On the antigen identified by the Oxford team, he added: “Well, we believe the antigen is good at picking up convalescent sera, i.e. serum from people that have been identified and are therefore are assumed to have some sort of immunity.

“It typically takes nine to 12 months to develop a test like this and we’re looking at really driving that development in a much shorter time frame.”

Dr Gualano said it was difficult to put a specific timeline on the availability of the test, but added: “We’re certainly working to a timeline of three months, and hoping that we would be able to develop the test and have something available to go into production at that time.”

In a scientific brief published over the weekend, the World Health Organisation (WHO) addressed the issue of “immunity passports” – which suggest that people who have had the illness in the past are protected against reinfection.

But the global health body warned: “There is currently no evidence that people who have recovered from Covid-19 and have antibodies are protected from a second infection.”

It added: “At this point in the pandemic, there is not enough evidence about the effectiveness of antibody-mediated immunity to guarantee the accuracy of an ‘immunity passport’ or ‘risk-free certificate’.

“People who assume that they are immune to a second infection because they have received a positive test result may ignore public health advice.
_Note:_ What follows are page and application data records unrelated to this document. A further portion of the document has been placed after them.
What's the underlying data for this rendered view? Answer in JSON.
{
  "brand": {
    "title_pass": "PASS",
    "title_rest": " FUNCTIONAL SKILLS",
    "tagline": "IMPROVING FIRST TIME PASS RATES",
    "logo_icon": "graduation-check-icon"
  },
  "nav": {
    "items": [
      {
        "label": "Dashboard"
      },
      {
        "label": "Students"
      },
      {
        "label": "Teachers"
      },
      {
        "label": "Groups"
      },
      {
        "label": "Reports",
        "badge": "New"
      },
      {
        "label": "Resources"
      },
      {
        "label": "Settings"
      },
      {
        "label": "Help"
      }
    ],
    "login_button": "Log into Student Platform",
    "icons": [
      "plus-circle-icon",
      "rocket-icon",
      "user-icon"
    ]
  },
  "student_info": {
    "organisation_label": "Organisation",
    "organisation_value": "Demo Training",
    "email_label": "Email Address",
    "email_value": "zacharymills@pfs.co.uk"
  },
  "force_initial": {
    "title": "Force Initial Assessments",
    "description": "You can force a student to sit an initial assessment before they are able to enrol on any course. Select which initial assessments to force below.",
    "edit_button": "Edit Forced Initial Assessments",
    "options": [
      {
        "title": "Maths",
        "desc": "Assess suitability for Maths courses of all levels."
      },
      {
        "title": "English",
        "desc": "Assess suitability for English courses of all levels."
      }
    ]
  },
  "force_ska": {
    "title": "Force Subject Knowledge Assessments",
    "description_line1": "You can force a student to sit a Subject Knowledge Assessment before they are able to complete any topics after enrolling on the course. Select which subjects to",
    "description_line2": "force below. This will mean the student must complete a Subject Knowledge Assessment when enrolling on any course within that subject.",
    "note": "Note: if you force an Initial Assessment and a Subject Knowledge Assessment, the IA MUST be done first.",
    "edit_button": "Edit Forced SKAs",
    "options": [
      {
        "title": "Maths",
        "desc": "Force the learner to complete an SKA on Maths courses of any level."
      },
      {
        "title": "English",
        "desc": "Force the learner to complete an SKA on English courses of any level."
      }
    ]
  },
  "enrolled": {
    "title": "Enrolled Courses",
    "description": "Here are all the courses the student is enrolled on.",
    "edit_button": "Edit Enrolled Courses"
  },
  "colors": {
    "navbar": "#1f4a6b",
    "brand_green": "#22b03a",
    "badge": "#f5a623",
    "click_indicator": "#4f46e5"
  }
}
“The use of such certificates may therefore increase the risks of continued transmission.”

PA